* ABOUT THIS EXERCISE
Return the entire listing exactly, leaving nothing out.

* RECORD EXTRACTS
[Start of Attachment]

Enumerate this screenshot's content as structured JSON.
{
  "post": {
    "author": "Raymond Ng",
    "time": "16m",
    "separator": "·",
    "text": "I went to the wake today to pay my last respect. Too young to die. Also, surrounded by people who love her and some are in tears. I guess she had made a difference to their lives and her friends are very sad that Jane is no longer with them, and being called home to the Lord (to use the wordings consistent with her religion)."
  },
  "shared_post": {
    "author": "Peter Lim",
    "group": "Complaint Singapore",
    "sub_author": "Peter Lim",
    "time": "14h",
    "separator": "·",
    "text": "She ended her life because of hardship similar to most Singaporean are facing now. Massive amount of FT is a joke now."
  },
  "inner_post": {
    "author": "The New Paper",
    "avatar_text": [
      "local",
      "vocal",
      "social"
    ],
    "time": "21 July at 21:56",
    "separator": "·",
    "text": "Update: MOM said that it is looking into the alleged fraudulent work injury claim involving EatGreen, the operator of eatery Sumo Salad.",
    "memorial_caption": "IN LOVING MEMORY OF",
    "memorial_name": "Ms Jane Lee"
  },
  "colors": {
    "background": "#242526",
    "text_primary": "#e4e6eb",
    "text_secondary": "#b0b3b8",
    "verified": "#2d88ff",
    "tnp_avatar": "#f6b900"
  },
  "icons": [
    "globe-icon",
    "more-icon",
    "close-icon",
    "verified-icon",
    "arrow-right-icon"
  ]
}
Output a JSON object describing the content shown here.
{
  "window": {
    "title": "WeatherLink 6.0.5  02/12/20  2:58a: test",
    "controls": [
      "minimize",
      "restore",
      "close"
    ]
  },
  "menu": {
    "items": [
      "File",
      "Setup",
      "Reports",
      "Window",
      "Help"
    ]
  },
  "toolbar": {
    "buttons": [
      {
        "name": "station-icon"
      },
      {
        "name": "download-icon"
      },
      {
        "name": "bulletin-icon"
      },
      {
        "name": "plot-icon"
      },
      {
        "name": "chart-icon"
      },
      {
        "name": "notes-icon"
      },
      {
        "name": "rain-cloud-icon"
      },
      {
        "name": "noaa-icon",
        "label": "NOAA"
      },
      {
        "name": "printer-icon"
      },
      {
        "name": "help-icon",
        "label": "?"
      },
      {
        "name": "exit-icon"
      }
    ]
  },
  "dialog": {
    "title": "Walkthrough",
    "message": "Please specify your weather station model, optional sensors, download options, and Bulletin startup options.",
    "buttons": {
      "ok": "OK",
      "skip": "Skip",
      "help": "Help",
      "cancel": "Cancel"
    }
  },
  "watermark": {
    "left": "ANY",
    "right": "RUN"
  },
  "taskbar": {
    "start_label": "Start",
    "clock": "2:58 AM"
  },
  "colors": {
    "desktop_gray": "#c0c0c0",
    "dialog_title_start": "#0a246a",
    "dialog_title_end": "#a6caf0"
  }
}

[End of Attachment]

* TASK RESULT
Enumerate this screenshot's content as structured JSON.
{
  "post": {
    "author": "Raymond Ng",
    "time": "16m",
    "separator": "·",
    "text": "I went to the wake today to pay my last respect. Too young to die. Also, surrounded by people who love her and some are in tears. I guess she had made a difference to their lives and her friends are very sad that Jane is no longer with them, and being called home to the Lord (to use the wordings consistent with her religion)."
  },
  "shared_post": {
    "author": "Peter Lim",
    "group": "Complaint Singapore",
    "sub_author": "Peter Lim",
    "time": "14h",
    "separator": "·",
    "text": "She ended her life because of hardship similar to most Singaporean are facing now. Massive amount of FT is a joke now."
  },
  "inner_post": {
    "author": "The New Paper",
    "avatar_text": [
      "local",
      "vocal",
      "social"
    ],
    "time": "21 July at 21:56",
    "separator": "·",
    "text": "Update: MOM said that it is looking into the alleged fraudulent work injury claim involving EatGreen, the operator of eatery Sumo Salad.",
    "memorial_caption": "IN LOVING MEMORY OF",
    "memorial_name": "Ms Jane Lee"
  },
  "colors": {
    "background": "#242526",
    "text_primary": "#e4e6eb",
    "text_secondary": "#b0b3b8",
    "verified": "#2d88ff",
    "tnp_avatar": "#f6b900"
  },
  "icons": [
    "globe-icon",
    "more-icon",
    "close-icon",
    "verified-icon",
    "arrow-right-icon"
  ]
}
Output a JSON object describing the content shown here.
{
  "window": {
    "title": "WeatherLink 6.0.5  02/12/20  2:58a: test",
    "controls": [
      "minimize",
      "restore",
      "close"
    ]
  },
  "menu": {
    "items": [
      "File",
      "Setup",
      "Reports",
      "Window",
      "Help"
    ]
  },
  "toolbar": {
    "buttons": [
      {
        "name": "station-icon"
      },
      {
        "name": "download-icon"
      },
      {
        "name": "bulletin-icon"
      },
      {
        "name": "plot-icon"
      },
      {
        "name": "chart-icon"
      },
      {
        "name": "notes-icon"
      },
      {
        "name": "rain-cloud-icon"
      },
      {
        "name": "noaa-icon",
        "label": "NOAA"
      },
      {
        "name": "printer-icon"
      },
      {
        "name": "help-icon",
        "label": "?"
      },
      {
        "name": "exit-icon"
      }
    ]
  },
  "dialog": {
    "title": "Walkthrough",
    "message": "Please specify your weather station model, optional sensors, download options, and Bulletin startup options.",
    "buttons": {
      "ok": "OK",
      "skip": "Skip",
      "help": "Help",
      "cancel": "Cancel"
    }
  },
  "watermark": {
    "left": "ANY",
    "right": "RUN"
  },
  "taskbar": {
    "start_label": "Start",
    "clock": "2:58 AM"
  },
  "colors": {
    "desktop_gray": "#c0c0c0",
    "dialog_title_start": "#0a246a",
    "dialog_title_end": "#a6caf0"
  }
}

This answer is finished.